Almost every state requires liability insurance to operate a car. So, what is it?
Liability insurance covers bodily injuries and property damage suffered by another person or persons when you are found responsible for a car wreck.
In the case of bodily injuries, liability insurance covers medical expenses, pain and suffering and lost wages of another person or persons.
In the case of property damage, liability insurance covers repair or replacement of another person’s car and other damaged property.
Coverage is limited to the limits of your policy. If your policy covers $15,000 of property damage and the cost of replacing the other driver’s car is $40,000, your policy will pay $15,000, and you are responsible for the remaining $25,000.
In Colorado, the legally required minimum car insurance coverage is up to $25,000 for bodily injury to one person, up to $50,000 for bodily injuries to all persons injured in a single wreck and $15,000 for damage to the property of others, typically written as 25/50/15.
You can purchase higher amounts of insurance, and our agency recommends that our clients do so. In fact, in many cases we require it because the cost of treating bodily injuries and repairing or replacing today’s cars can easily exceed the legally required amount of insurance.
Umbrella insurance policies are one popular way of adding additional coverage at a reasonable price.

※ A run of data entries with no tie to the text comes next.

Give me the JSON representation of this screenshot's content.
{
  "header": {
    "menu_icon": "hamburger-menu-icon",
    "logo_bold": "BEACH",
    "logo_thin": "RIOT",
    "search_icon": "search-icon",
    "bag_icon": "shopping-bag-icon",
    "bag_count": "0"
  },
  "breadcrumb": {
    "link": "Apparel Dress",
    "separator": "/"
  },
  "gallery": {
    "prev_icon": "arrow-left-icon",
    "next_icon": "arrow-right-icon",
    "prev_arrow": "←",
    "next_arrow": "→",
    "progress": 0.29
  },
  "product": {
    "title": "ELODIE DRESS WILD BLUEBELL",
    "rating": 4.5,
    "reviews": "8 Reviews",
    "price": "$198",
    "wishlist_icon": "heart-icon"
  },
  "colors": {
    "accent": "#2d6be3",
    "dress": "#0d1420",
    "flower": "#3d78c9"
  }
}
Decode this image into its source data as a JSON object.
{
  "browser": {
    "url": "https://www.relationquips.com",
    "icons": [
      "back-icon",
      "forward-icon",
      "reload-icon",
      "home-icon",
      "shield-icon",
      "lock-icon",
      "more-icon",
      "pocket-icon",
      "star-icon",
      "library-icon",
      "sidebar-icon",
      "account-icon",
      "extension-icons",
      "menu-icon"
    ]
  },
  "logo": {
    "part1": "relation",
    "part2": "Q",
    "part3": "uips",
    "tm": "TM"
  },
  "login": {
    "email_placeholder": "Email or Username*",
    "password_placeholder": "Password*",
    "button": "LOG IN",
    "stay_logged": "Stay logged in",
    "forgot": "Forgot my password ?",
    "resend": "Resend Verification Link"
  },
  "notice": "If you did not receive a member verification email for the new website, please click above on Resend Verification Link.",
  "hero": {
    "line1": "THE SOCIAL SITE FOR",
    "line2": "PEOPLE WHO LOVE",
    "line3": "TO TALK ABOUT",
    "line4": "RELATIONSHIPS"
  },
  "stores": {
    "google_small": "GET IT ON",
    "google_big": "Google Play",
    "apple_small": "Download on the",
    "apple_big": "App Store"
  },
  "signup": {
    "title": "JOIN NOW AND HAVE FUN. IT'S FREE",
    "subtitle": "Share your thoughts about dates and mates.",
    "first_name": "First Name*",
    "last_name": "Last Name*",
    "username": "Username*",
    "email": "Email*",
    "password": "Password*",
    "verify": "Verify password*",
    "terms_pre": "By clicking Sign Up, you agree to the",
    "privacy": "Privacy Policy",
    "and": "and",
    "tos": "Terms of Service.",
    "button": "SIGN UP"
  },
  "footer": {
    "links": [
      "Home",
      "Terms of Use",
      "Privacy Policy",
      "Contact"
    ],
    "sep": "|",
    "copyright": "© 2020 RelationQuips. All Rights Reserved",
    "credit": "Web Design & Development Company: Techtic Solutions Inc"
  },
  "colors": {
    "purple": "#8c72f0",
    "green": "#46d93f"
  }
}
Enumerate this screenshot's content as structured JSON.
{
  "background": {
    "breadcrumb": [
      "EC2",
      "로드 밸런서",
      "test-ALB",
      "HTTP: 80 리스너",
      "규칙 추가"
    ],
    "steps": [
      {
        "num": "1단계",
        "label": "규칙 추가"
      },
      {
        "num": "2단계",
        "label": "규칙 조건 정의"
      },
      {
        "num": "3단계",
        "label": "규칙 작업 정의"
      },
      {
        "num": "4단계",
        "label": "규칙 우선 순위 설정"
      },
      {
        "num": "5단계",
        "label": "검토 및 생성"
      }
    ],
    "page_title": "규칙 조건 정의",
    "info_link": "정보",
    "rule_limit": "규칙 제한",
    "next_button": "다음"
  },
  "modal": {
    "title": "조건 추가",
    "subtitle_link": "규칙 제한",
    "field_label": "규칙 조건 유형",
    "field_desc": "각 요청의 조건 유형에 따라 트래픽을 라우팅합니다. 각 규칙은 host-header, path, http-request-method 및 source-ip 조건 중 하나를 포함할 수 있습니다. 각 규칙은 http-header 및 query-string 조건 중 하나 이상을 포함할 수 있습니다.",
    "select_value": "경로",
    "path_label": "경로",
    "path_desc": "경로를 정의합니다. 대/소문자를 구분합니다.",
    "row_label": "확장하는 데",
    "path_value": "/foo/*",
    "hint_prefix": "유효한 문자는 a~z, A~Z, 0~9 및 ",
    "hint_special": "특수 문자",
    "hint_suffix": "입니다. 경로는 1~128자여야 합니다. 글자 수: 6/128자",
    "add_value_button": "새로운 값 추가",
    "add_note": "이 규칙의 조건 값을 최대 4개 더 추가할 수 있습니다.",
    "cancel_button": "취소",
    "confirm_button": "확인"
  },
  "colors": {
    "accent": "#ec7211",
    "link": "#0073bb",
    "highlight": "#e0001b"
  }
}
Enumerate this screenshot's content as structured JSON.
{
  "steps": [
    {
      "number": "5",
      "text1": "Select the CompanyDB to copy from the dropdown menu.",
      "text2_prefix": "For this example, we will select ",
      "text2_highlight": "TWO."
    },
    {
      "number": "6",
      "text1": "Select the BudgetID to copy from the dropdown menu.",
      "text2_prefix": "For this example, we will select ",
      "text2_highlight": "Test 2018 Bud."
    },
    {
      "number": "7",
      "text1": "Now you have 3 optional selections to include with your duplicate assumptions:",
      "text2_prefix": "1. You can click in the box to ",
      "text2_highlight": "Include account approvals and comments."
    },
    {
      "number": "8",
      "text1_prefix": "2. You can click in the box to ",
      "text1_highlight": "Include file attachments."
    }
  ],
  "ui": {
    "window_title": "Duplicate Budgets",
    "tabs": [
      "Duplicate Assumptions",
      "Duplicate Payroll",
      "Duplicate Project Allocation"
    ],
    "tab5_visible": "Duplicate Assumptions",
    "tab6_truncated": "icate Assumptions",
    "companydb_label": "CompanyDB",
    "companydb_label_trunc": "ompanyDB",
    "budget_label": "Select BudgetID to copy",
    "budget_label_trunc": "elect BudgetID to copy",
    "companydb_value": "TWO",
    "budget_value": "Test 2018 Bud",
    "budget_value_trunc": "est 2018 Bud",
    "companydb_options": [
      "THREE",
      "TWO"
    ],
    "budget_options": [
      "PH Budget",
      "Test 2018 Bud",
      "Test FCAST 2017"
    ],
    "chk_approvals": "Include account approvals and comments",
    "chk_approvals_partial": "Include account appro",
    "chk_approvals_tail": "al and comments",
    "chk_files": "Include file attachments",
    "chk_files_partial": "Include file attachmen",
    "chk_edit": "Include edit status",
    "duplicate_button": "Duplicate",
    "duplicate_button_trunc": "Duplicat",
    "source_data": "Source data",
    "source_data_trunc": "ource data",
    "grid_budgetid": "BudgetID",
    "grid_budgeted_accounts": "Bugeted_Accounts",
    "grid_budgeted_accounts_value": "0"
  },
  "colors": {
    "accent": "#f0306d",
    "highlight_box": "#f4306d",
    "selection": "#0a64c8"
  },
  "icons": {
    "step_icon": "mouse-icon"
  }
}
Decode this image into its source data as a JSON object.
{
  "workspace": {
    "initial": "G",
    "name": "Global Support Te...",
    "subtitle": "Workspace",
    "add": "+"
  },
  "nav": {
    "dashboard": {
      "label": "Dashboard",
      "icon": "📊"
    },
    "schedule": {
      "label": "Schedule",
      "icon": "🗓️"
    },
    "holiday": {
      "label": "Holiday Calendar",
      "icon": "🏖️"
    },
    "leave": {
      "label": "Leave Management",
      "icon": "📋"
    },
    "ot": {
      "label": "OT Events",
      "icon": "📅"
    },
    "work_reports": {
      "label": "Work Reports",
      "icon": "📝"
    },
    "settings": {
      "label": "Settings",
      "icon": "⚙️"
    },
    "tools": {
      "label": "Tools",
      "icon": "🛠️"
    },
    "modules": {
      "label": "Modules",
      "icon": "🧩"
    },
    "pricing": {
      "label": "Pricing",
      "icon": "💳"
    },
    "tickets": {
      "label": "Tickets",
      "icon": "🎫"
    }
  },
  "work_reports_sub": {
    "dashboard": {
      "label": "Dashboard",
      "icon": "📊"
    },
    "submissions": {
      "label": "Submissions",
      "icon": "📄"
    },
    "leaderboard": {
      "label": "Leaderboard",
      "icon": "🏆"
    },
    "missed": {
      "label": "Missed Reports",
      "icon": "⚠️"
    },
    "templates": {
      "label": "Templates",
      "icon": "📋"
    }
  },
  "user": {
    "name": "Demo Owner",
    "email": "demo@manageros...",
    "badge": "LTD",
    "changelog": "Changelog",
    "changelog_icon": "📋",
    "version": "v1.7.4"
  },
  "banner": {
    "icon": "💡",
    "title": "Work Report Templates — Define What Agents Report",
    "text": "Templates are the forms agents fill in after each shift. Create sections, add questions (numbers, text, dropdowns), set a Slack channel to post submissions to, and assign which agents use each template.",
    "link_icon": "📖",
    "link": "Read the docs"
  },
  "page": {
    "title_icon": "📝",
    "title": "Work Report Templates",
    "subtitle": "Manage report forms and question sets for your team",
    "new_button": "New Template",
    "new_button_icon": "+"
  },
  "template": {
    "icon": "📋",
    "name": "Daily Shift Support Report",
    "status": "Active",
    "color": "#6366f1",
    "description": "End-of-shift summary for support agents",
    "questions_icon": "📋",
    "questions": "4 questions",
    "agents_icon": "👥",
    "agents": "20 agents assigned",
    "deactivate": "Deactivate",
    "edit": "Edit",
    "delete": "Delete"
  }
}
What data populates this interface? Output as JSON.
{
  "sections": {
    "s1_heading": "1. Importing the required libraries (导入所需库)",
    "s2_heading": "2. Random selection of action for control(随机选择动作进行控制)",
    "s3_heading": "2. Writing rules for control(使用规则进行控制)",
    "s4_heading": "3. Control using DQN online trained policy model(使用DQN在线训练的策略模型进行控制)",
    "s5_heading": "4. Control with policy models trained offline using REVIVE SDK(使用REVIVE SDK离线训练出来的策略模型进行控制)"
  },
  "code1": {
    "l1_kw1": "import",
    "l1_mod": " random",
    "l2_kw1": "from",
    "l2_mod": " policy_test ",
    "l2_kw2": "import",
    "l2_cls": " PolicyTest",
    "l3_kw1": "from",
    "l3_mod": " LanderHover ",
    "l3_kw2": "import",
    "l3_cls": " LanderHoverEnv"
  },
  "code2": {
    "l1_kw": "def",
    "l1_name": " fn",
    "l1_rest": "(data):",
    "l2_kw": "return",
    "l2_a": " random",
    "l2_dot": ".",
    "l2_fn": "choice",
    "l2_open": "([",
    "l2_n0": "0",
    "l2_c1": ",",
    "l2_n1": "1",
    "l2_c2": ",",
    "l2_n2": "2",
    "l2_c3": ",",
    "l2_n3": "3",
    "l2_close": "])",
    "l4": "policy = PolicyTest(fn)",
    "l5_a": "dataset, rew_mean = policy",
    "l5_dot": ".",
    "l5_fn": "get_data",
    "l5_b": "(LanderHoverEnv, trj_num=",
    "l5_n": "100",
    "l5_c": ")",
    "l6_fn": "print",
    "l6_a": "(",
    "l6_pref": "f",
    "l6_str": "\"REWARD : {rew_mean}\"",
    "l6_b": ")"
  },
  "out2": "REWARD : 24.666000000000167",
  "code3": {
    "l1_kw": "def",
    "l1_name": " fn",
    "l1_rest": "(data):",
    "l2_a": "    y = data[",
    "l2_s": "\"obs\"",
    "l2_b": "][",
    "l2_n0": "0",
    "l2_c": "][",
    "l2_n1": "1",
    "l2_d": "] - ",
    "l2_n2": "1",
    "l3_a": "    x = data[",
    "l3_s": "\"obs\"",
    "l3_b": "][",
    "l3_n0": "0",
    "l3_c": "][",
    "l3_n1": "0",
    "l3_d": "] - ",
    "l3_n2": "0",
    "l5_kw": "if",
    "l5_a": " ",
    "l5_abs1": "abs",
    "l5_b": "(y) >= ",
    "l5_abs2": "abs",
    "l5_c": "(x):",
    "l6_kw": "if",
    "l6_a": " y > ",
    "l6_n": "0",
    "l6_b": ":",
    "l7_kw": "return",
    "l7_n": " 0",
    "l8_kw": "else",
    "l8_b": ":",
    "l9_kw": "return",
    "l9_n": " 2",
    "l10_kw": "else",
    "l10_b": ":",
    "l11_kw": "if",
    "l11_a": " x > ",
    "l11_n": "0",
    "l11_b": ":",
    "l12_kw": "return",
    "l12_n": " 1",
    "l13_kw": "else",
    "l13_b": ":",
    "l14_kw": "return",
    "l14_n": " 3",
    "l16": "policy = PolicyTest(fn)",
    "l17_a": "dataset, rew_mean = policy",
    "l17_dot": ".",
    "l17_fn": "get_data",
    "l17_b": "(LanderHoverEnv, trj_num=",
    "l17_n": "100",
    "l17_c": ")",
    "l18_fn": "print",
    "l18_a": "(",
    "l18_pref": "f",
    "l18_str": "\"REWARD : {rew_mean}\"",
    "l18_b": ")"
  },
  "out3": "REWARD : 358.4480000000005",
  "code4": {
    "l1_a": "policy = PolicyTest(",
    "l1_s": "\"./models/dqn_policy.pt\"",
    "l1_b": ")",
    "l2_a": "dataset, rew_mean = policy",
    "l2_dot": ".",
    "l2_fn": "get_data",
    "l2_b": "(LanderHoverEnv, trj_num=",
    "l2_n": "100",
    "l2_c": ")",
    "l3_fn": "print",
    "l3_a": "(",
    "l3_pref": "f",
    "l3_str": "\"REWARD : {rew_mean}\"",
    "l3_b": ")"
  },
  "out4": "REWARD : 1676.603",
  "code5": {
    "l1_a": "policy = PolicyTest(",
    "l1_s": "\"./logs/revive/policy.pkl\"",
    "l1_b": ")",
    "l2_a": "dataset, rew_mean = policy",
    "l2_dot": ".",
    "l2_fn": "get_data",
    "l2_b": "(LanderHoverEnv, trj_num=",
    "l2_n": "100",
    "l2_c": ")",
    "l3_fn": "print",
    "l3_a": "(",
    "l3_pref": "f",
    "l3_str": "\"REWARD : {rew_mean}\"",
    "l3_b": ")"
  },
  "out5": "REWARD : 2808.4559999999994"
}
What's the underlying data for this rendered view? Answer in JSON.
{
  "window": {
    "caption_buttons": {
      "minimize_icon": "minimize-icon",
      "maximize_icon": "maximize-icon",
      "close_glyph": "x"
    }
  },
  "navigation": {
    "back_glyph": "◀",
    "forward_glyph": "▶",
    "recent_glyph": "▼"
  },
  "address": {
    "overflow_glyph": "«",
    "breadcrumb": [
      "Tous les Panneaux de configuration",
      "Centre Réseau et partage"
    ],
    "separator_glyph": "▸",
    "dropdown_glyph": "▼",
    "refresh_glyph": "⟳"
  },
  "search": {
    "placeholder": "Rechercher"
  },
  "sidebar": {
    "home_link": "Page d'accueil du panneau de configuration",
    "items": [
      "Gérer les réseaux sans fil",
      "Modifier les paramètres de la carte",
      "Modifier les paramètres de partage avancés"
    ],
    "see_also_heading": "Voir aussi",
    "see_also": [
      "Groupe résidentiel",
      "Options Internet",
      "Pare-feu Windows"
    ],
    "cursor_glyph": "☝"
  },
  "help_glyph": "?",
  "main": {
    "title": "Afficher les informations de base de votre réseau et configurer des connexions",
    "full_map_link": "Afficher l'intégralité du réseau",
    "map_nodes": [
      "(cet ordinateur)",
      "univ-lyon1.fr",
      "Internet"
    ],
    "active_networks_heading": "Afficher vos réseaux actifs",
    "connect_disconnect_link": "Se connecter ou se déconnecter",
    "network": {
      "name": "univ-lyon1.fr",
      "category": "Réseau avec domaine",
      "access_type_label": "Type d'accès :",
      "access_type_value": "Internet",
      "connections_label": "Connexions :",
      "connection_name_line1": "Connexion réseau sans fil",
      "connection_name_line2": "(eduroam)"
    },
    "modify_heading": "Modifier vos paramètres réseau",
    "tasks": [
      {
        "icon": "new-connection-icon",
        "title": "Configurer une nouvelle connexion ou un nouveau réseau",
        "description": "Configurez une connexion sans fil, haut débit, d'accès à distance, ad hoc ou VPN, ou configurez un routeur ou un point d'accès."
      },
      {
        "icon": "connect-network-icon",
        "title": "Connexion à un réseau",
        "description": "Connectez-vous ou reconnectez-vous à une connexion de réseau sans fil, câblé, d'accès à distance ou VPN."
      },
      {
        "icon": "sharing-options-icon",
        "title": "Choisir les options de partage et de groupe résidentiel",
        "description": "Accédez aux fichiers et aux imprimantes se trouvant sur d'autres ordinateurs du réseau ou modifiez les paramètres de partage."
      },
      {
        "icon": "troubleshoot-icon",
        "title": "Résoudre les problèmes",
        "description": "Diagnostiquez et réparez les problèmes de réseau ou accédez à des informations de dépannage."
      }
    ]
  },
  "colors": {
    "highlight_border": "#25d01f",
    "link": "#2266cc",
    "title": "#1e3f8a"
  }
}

Liability insurance does not cover damage to your vehicle or other property of yours or injuries sustained by you.